In a letter to House Energy and Commerce Chairman Fred Upton (R-MI) and Ranking Member Frank Pallone (D-NJ), the CME Coalition "wholeheartedly endorses" the Committee's passage of the 21st Century Cures Act (H.R. 6), along with the inclusion of a provision to exempt CME and certain educational materials from the reporting requirements of the Physician Payment Sunshine Act. As an organization that represents a collection of continuing medical education provider companies, in addition to other supporters of CME and the vital role it plays in our health care system, the CME Coalition recognizes the importance of ensuring that physicians are encouraged to continue in their professional development. That's why the Coalition has come out in strong support of the provision to ensure providers that continuing medical education events will continue to be exempt from the Sunshine Act's reporting requirements.
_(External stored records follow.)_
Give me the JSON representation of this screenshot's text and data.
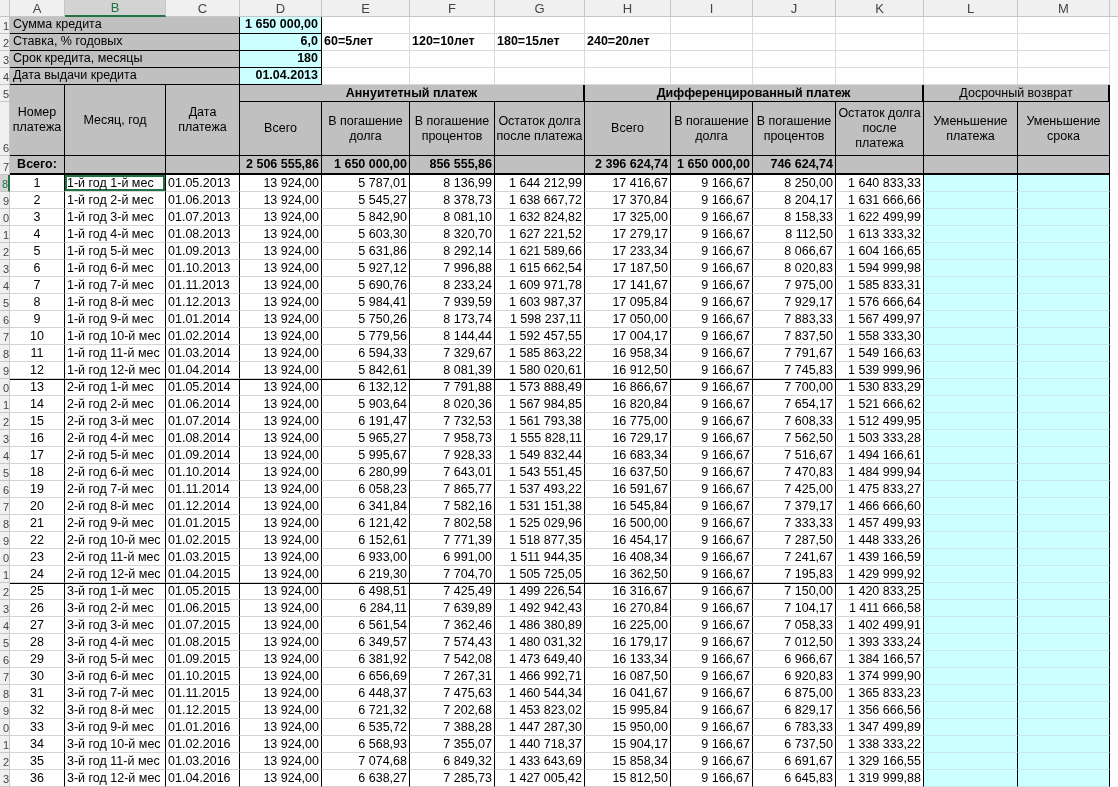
{
  "column_headers": [
    {
      "label": "A",
      "selected": false
    },
    {
      "label": "B",
      "selected": true
    },
    {
      "label": "C",
      "selected": false
    },
    {
      "label": "D",
      "selected": false
    },
    {
      "label": "E",
      "selected": false
    },
    {
      "label": "F",
      "selected": false
    },
    {
      "label": "G",
      "selected": false
    },
    {
      "label": "H",
      "selected": false
    },
    {
      "label": "I",
      "selected": false
    },
    {
      "label": "J",
      "selected": false
    },
    {
      "label": "K",
      "selected": false
    },
    {
      "label": "L",
      "selected": false
    },
    {
      "label": "M",
      "selected": false
    }
  ],
  "summary": [
    {
      "row_number": "1",
      "label": "Сумма кредита",
      "value": "1 650 000,00"
    },
    {
      "row_number": "2",
      "label": "Ставка, % годовых",
      "value": "6,0"
    },
    {
      "row_number": "3",
      "label": "Срок кредита, месяцы",
      "value": "180"
    },
    {
      "row_number": "4",
      "label": "Дата выдачи кредита",
      "value": "01.04.2013"
    }
  ],
  "term_notes": [
    "60=5лет",
    "120=10лет",
    "180=15лет",
    "240=20лет"
  ],
  "table": {
    "header_row_numbers": [
      "5",
      "6",
      "7"
    ],
    "fixed_columns": [
      "Номер платежа",
      "Месяц, год",
      "Дата платежа"
    ],
    "totals_label": "Всего:",
    "groups": [
      {
        "title": "Аннуитетный платеж",
        "bold": true,
        "kind": "schedule",
        "columns": [
          "Всего",
          "В погашение долга",
          "В погашение процентов",
          "Остаток долга после платежа"
        ],
        "totals": [
          "2 506 555,86",
          "1 650 000,00",
          "856 555,86"
        ]
      },
      {
        "title": "Дифференцированный платеж",
        "bold": true,
        "kind": "schedule",
        "columns": [
          "Всего",
          "В погашение долга",
          "В погашение процентов",
          "Остаток долга после платежа"
        ],
        "totals": [
          "2 396 624,74",
          "1 650 000,00",
          "746 624,74"
        ]
      },
      {
        "title": "Досрочный возврат",
        "bold": false,
        "kind": "input",
        "columns": [
          "Уменьшение платежа",
          "Уменьшение срока"
        ]
      }
    ],
    "rows": [
      {
        "row_number": "8",
        "selected": true,
        "year_start": false,
        "cells": [
          "1",
          "1-й год 1-й мес",
          "01.05.2013",
          "13 924,00",
          "5 787,01",
          "8 136,99",
          "1 644 212,99",
          "17 416,67",
          "9 166,67",
          "8 250,00",
          "1 640 833,33"
        ]
      },
      {
        "row_number": "9",
        "selected": false,
        "year_start": false,
        "cells": [
          "2",
          "1-й год 2-й мес",
          "01.06.2013",
          "13 924,00",
          "5 545,27",
          "8 378,73",
          "1 638 667,72",
          "17 370,84",
          "9 166,67",
          "8 204,17",
          "1 631 666,66"
        ]
      },
      {
        "row_number": "0",
        "selected": false,
        "year_start": false,
        "cells": [
          "3",
          "1-й год 3-й мес",
          "01.07.2013",
          "13 924,00",
          "5 842,90",
          "8 081,10",
          "1 632 824,82",
          "17 325,00",
          "9 166,67",
          "8 158,33",
          "1 622 499,99"
        ]
      },
      {
        "row_number": "1",
        "selected": false,
        "year_start": false,
        "cells": [
          "4",
          "1-й год 4-й мес",
          "01.08.2013",
          "13 924,00",
          "5 603,30",
          "8 320,70",
          "1 627 221,52",
          "17 279,17",
          "9 166,67",
          "8 112,50",
          "1 613 333,32"
        ]
      },
      {
        "row_number": "2",
        "selected": false,
        "year_start": false,
        "cells": [
          "5",
          "1-й год 5-й мес",
          "01.09.2013",
          "13 924,00",
          "5 631,86",
          "8 292,14",
          "1 621 589,66",
          "17 233,34",
          "9 166,67",
          "8 066,67",
          "1 604 166,65"
        ]
      },
      {
        "row_number": "3",
        "selected": false,
        "year_start": false,
        "cells": [
          "6",
          "1-й год 6-й мес",
          "01.10.2013",
          "13 924,00",
          "5 927,12",
          "7 996,88",
          "1 615 662,54",
          "17 187,50",
          "9 166,67",
          "8 020,83",
          "1 594 999,98"
        ]
      },
      {
        "row_number": "4",
        "selected": false,
        "year_start": false,
        "cells": [
          "7",
          "1-й год 7-й мес",
          "01.11.2013",
          "13 924,00",
          "5 690,76",
          "8 233,24",
          "1 609 971,78",
          "17 141,67",
          "9 166,67",
          "7 975,00",
          "1 585 833,31"
        ]
      },
      {
        "row_number": "5",
        "selected": false,
        "year_start": false,
        "cells": [
          "8",
          "1-й год 8-й мес",
          "01.12.2013",
          "13 924,00",
          "5 984,41",
          "7 939,59",
          "1 603 987,37",
          "17 095,84",
          "9 166,67",
          "7 929,17",
          "1 576 666,64"
        ]
      },
      {
        "row_number": "6",
        "selected": false,
        "year_start": false,
        "cells": [
          "9",
          "1-й год 9-й мес",
          "01.01.2014",
          "13 924,00",
          "5 750,26",
          "8 173,74",
          "1 598 237,11",
          "17 050,00",
          "9 166,67",
          "7 883,33",
          "1 567 499,97"
        ]
      },
      {
        "row_number": "7",
        "selected": false,
        "year_start": false,
        "cells": [
          "10",
          "1-й год 10-й мес",
          "01.02.2014",
          "13 924,00",
          "5 779,56",
          "8 144,44",
          "1 592 457,55",
          "17 004,17",
          "9 166,67",
          "7 837,50",
          "1 558 333,30"
        ]
      },
      {
        "row_number": "8",
        "selected": false,
        "year_start": false,
        "cells": [
          "11",
          "1-й год 11-й мес",
          "01.03.2014",
          "13 924,00",
          "6 594,33",
          "7 329,67",
          "1 585 863,22",
          "16 958,34",
          "9 166,67",
          "7 791,67",
          "1 549 166,63"
        ]
      },
      {
        "row_number": "9",
        "selected": false,
        "year_start": false,
        "cells": [
          "12",
          "1-й год 12-й мес",
          "01.04.2014",
          "13 924,00",
          "5 842,61",
          "8 081,39",
          "1 580 020,61",
          "16 912,50",
          "9 166,67",
          "7 745,83",
          "1 539 999,96"
        ]
      },
      {
        "row_number": "0",
        "selected": false,
        "year_start": true,
        "cells": [
          "13",
          "2-й год 1-й мес",
          "01.05.2014",
          "13 924,00",
          "6 132,12",
          "7 791,88",
          "1 573 888,49",
          "16 866,67",
          "9 166,67",
          "7 700,00",
          "1 530 833,29"
        ]
      },
      {
        "row_number": "1",
        "selected": false,
        "year_start": false,
        "cells": [
          "14",
          "2-й год 2-й мес",
          "01.06.2014",
          "13 924,00",
          "5 903,64",
          "8 020,36",
          "1 567 984,85",
          "16 820,84",
          "9 166,67",
          "7 654,17",
          "1 521 666,62"
        ]
      },
      {
        "row_number": "2",
        "selected": false,
        "year_start": false,
        "cells": [
          "15",
          "2-й год 3-й мес",
          "01.07.2014",
          "13 924,00",
          "6 191,47",
          "7 732,53",
          "1 561 793,38",
          "16 775,00",
          "9 166,67",
          "7 608,33",
          "1 512 499,95"
        ]
      },
      {
        "row_number": "3",
        "selected": false,
        "year_start": false,
        "cells": [
          "16",
          "2-й год 4-й мес",
          "01.08.2014",
          "13 924,00",
          "5 965,27",
          "7 958,73",
          "1 555 828,11",
          "16 729,17",
          "9 166,67",
          "7 562,50",
          "1 503 333,28"
        ]
      },
      {
        "row_number": "4",
        "selected": false,
        "year_start": false,
        "cells": [
          "17",
          "2-й год 5-й мес",
          "01.09.2014",
          "13 924,00",
          "5 995,67",
          "7 928,33",
          "1 549 832,44",
          "16 683,34",
          "9 166,67",
          "7 516,67",
          "1 494 166,61"
        ]
      },
      {
        "row_number": "5",
        "selected": false,
        "year_start": false,
        "cells": [
          "18",
          "2-й год 6-й мес",
          "01.10.2014",
          "13 924,00",
          "6 280,99",
          "7 643,01",
          "1 543 551,45",
          "16 637,50",
          "9 166,67",
          "7 470,83",
          "1 484 999,94"
        ]
      },
      {
        "row_number": "6",
        "selected": false,
        "year_start": false,
        "cells": [
          "19",
          "2-й год 7-й мес",
          "01.11.2014",
          "13 924,00",
          "6 058,23",
          "7 865,77",
          "1 537 493,22",
          "16 591,67",
          "9 166,67",
          "7 425,00",
          "1 475 833,27"
        ]
      },
      {
        "row_number": "7",
        "selected": false,
        "year_start": false,
        "cells": [
          "20",
          "2-й год 8-й мес",
          "01.12.2014",
          "13 924,00",
          "6 341,84",
          "7 582,16",
          "1 531 151,38",
          "16 545,84",
          "9 166,67",
          "7 379,17",
          "1 466 666,60"
        ]
      },
      {
        "row_number": "8",
        "selected": false,
        "year_start": false,
        "cells": [
          "21",
          "2-й год 9-й мес",
          "01.01.2015",
          "13 924,00",
          "6 121,42",
          "7 802,58",
          "1 525 029,96",
          "16 500,00",
          "9 166,67",
          "7 333,33",
          "1 457 499,93"
        ]
      },
      {
        "row_number": "9",
        "selected": false,
        "year_start": false,
        "cells": [
          "22",
          "2-й год 10-й мес",
          "01.02.2015",
          "13 924,00",
          "6 152,61",
          "7 771,39",
          "1 518 877,35",
          "16 454,17",
          "9 166,67",
          "7 287,50",
          "1 448 333,26"
        ]
      },
      {
        "row_number": "0",
        "selected": false,
        "year_start": false,
        "cells": [
          "23",
          "2-й год 11-й мес",
          "01.03.2015",
          "13 924,00",
          "6 933,00",
          "6 991,00",
          "1 511 944,35",
          "16 408,34",
          "9 166,67",
          "7 241,67",
          "1 439 166,59"
        ]
      },
      {
        "row_number": "1",
        "selected": false,
        "year_start": false,
        "cells": [
          "24",
          "2-й год 12-й мес",
          "01.04.2015",
          "13 924,00",
          "6 219,30",
          "7 704,70",
          "1 505 725,05",
          "16 362,50",
          "9 166,67",
          "7 195,83",
          "1 429 999,92"
        ]
      },
      {
        "row_number": "2",
        "selected": false,
        "year_start": true,
        "cells": [
          "25",
          "3-й год 1-й мес",
          "01.05.2015",
          "13 924,00",
          "6 498,51",
          "7 425,49",
          "1 499 226,54",
          "16 316,67",
          "9 166,67",
          "7 150,00",
          "1 420 833,25"
        ]
      },
      {
        "row_number": "3",
        "selected": false,
        "year_start": false,
        "cells": [
          "26",
          "3-й год 2-й мес",
          "01.06.2015",
          "13 924,00",
          "6 284,11",
          "7 639,89",
          "1 492 942,43",
          "16 270,84",
          "9 166,67",
          "7 104,17",
          "1 411 666,58"
        ]
      },
      {
        "row_number": "4",
        "selected": false,
        "year_start": false,
        "cells": [
          "27",
          "3-й год 3-й мес",
          "01.07.2015",
          "13 924,00",
          "6 561,54",
          "7 362,46",
          "1 486 380,89",
          "16 225,00",
          "9 166,67",
          "7 058,33",
          "1 402 499,91"
        ]
      },
      {
        "row_number": "5",
        "selected": false,
        "year_start": false,
        "cells": [
          "28",
          "3-й год 4-й мес",
          "01.08.2015",
          "13 924,00",
          "6 349,57",
          "7 574,43",
          "1 480 031,32",
          "16 179,17",
          "9 166,67",
          "7 012,50",
          "1 393 333,24"
        ]
      },
      {
        "row_number": "6",
        "selected": false,
        "year_start": false,
        "cells": [
          "29",
          "3-й год 5-й мес",
          "01.09.2015",
          "13 924,00",
          "6 381,92",
          "7 542,08",
          "1 473 649,40",
          "16 133,34",
          "9 166,67",
          "6 966,67",
          "1 384 166,57"
        ]
      },
      {
        "row_number": "7",
        "selected": false,
        "year_start": false,
        "cells": [
          "30",
          "3-й год 6-й мес",
          "01.10.2015",
          "13 924,00",
          "6 656,69",
          "7 267,31",
          "1 466 992,71",
          "16 087,50",
          "9 166,67",
          "6 920,83",
          "1 374 999,90"
        ]
      },
      {
        "row_number": "8",
        "selected": false,
        "year_start": false,
        "cells": [
          "31",
          "3-й год 7-й мес",
          "01.11.2015",
          "13 924,00",
          "6 448,37",
          "7 475,63",
          "1 460 544,34",
          "16 041,67",
          "9 166,67",
          "6 875,00",
          "1 365 833,23"
        ]
      },
      {
        "row_number": "9",
        "selected": false,
        "year_start": false,
        "cells": [
          "32",
          "3-й год 8-й мес",
          "01.12.2015",
          "13 924,00",
          "6 721,32",
          "7 202,68",
          "1 453 823,02",
          "15 995,84",
          "9 166,67",
          "6 829,17",
          "1 356 666,56"
        ]
      },
      {
        "row_number": "0",
        "selected": false,
        "year_start": false,
        "cells": [
          "33",
          "3-й год 9-й мес",
          "01.01.2016",
          "13 924,00",
          "6 535,72",
          "7 388,28",
          "1 447 287,30",
          "15 950,00",
          "9 166,67",
          "6 783,33",
          "1 347 499,89"
        ]
      },
      {
        "row_number": "1",
        "selected": false,
        "year_start": false,
        "cells": [
          "34",
          "3-й год 10-й мес",
          "01.02.2016",
          "13 924,00",
          "6 568,93",
          "7 355,07",
          "1 440 718,37",
          "15 904,17",
          "9 166,67",
          "6 737,50",
          "1 338 333,22"
        ]
      },
      {
        "row_number": "2",
        "selected": false,
        "year_start": false,
        "cells": [
          "35",
          "3-й год 11-й мес",
          "01.03.2016",
          "13 924,00",
          "7 074,68",
          "6 849,32",
          "1 433 643,69",
          "15 858,34",
          "9 166,67",
          "6 691,67",
          "1 329 166,55"
        ]
      },
      {
        "row_number": "3",
        "selected": false,
        "year_start": false,
        "cells": [
          "36",
          "3-й год 12-й мес",
          "01.04.2016",
          "13 924,00",
          "6 638,27",
          "7 285,73",
          "1 427 005,42",
          "15 812,50",
          "9 166,67",
          "6 645,83",
          "1 319 999,88"
        ]
      }
    ]
  }
}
Today, the Centers for Medicare and Medicaid Services (CMS) has issued updated guidance that further clarifies the Sunshine Act exemption for continuing medical education (CME). Specifically, in updated Frequently Asked Questions (FAQs) addressing the reporting of indirect payments related to CME (see here for the underlying Final Rule), the agency has clarified that applicable manufacturers subject to Sunshine Act reporting are only required to report CME-related payments to covered recipients if the reporting entity: (1) determines the payment or transfer of value meets the definition of an indirect payment at 42 C.F.R. § 403.902; and (2) if it does meet the definition, must report the payment if the applicable manufacturer knows or has the ability to determine the identity of the covered recipient during the reporting year or by the end of the second quarter of the following reporting year.
Today, the House Energy and Commerce Committee released an updated discussion draft of 21st Century Cures legislation (section-by-section summary here), which includes an important provision that would codify the Sunshine Act exemption for continuing medical education (CME). Specifically, the provision excludes from the reporting requirements any transfer of value "that serves the sole purpose of providing the covered recipient with medical education."
Today, the CME Coalition submitted comments to the Senate HELP Committee regarding their new legislative initiative to prioritize drug and device discovery and development. The Senate endeavor is analogous to the ‘21st Century Cures’ initiative being pursued by the House Energy and Commerce Committee, although the Senate has yet to release a legislative discussion draft presenting specific policies for consideration.
As you may recall, the ‘21st Century Cures’ discussion draft released earlier this month included the bill introduced by Reps. Michael Burgess (R-TX) and Peter DeFazio (D-OR) to exempt CME and educational texts from the reporting requirements of the Sunshine Act. In the Coalition's comments to the Senate, we encourage them to take a similar approach, highlighting the role of CME in educating physicians on the latest innovations in medicine.
In comments submitted today to House Energy and Commerce Committee Chairman Fred Upton (R-MI), the CME Coalition applauded the Committee’s 21st Century Cures Initiative, and championed the Committee’s efforts to streamline the implementation of new medical treatments. The CME Coalition understand that unless doctors are given the tools and education they need to implement the newest innovations in medicine, the promise of 21st Century Cures won’t make it to the bedside – and so, we applaud the Committee for including an important provision in their discussion draft (summary here) to ensure that access to continuing medical education (CME) will not be an unintended casualty of unnecessary regulation.